A division bench of Justice V.M. Kanade and Justice B.P. Colabawalla also directed fresh tests to be conducted on all major Maggi samples by three separate laboratories within the next six weeks, before it can return to the markets.
"We have examined the evidence in great detail. Since the petitioner Nestle has already agreed not to make and sell Maggi until the food authorities are satisfied, we see no reason to allow any relief to food authorities," Justice Kanade said.
The Food Safety and Standards Authority of India (FSSAI), the watchdog for the industry, had said in its order that tests conducted on a batch of Maggi were found to contain more-than-permissible levels of lead and high quantities of mono-sodium glutamate.
Refusing also to stay its own order observing that manufacturing and fresh testing would take time, the bench said the ban (called for by the watchdog) was imposed without following the due principles of natural justice. It also said the tests were conducted in unauthorised labs.
Justice Kanade and Justice Colabawalla further said that the company itself had stated it would not manufacture and sell Maggi till it secured a clean chit from labs accredited with the food safety regulator.

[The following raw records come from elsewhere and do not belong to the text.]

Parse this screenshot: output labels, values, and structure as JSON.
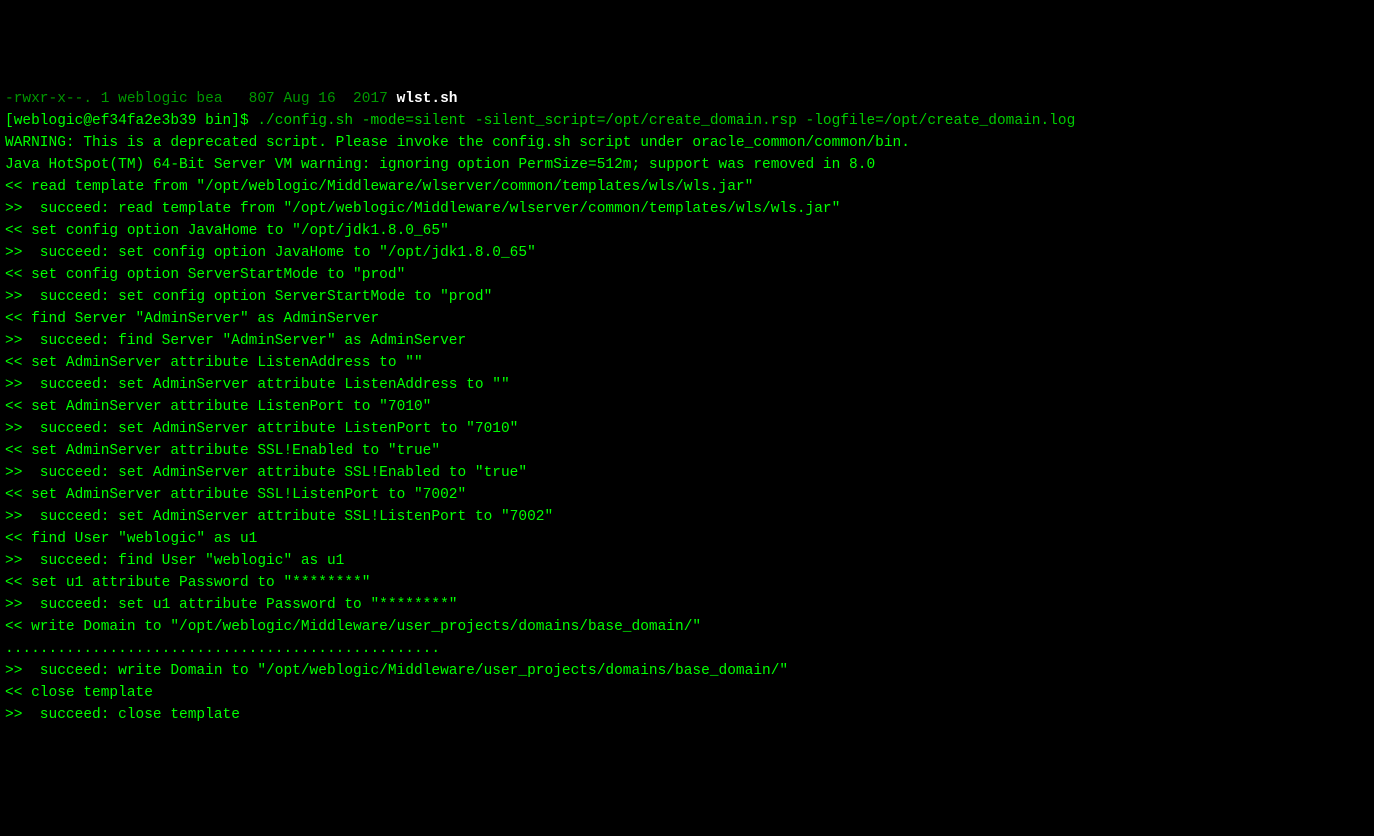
{
  "terminal": {
    "line0_partial": "-rwxr-x--. 1 weblogic bea   807 Aug 16  2017 ",
    "line0_filename": "wlst.sh",
    "prompt": "[weblogic@ef34fa2e3b39 bin]$ ",
    "command": "./config.sh -mode=silent -silent_script=/opt/create_domain.rsp -logfile=/opt/create_domain.log",
    "lines": [
      "WARNING: This is a deprecated script. Please invoke the config.sh script under oracle_common/common/bin.",
      "Java HotSpot(TM) 64-Bit Server VM warning: ignoring option PermSize=512m; support was removed in 8.0",
      "<< read template from \"/opt/weblogic/Middleware/wlserver/common/templates/wls/wls.jar\"",
      ">>  succeed: read template from \"/opt/weblogic/Middleware/wlserver/common/templates/wls/wls.jar\"",
      "<< set config option JavaHome to \"/opt/jdk1.8.0_65\"",
      ">>  succeed: set config option JavaHome to \"/opt/jdk1.8.0_65\"",
      "<< set config option ServerStartMode to \"prod\"",
      ">>  succeed: set config option ServerStartMode to \"prod\"",
      "<< find Server \"AdminServer\" as AdminServer",
      ">>  succeed: find Server \"AdminServer\" as AdminServer",
      "<< set AdminServer attribute ListenAddress to \"\"",
      ">>  succeed: set AdminServer attribute ListenAddress to \"\"",
      "<< set AdminServer attribute ListenPort to \"7010\"",
      ">>  succeed: set AdminServer attribute ListenPort to \"7010\"",
      "<< set AdminServer attribute SSL!Enabled to \"true\"",
      ">>  succeed: set AdminServer attribute SSL!Enabled to \"true\"",
      "<< set AdminServer attribute SSL!ListenPort to \"7002\"",
      ">>  succeed: set AdminServer attribute SSL!ListenPort to \"7002\"",
      "<< find User \"weblogic\" as u1",
      ">>  succeed: find User \"weblogic\" as u1",
      "<< set u1 attribute Password to \"********\"",
      ">>  succeed: set u1 attribute Password to \"********\"",
      "<< write Domain to \"/opt/weblogic/Middleware/user_projects/domains/base_domain/\"",
      "..................................................",
      ">>  succeed: write Domain to \"/opt/weblogic/Middleware/user_projects/domains/base_domain/\"",
      "<< close template",
      ">>  succeed: close template"
    ]
  }
}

Nestle was also directed to provide five samples from each Maggi batch for testing by three labs, while also specifying that only if the lead content was found to be within permissible limits, the company could resume its manufacture and sale.
The significant ruling came a day after Indian authorities announced that they will seek Rs.640 crore as damages from Nestle India for indulging in what they alleged was "unfair trade practice" and mis-statements pertaining to the popular noodles brands.
The National Consumer Disputes Redressal Commission (NCDRC) is set to hear the case on Friday.
However, the company said recently that more than 2,700 samples of Maggi noodles have already been tested by laboratories in India and abroad in recent months and all have concluded that the lead content was far below permissible limits.
The company also said that five samples tested by the government-accredited referral food laboratory, Central Food Technological Research Institute, Mysuru, on samples sent by the Food and Drug Administration (FDA) of Goa, had also found similar results.
"Maggi noodles made in India have been tested and found to be safe for consumption by the authorities of several countries across the world."
Among the four divisions of Nestle India, the category of "prepared dishes and cooking aids", which broadly translate into Maggi, accounted for 31.5 percent of sales in 2014, as per a presentation by the company to analysts.
The Maggi unit also saw a 1.8 percent increase in volumes in 2014 over the previous year and 8.1 percent rise in value at Rs.21.4 billion
Of the remaining divisions, the category of "milk products and nutrition" had the largest share of 47.1 percent, followed by 12.2 percent for "chocolates and confectionery" and 9.2 percent for "beverages".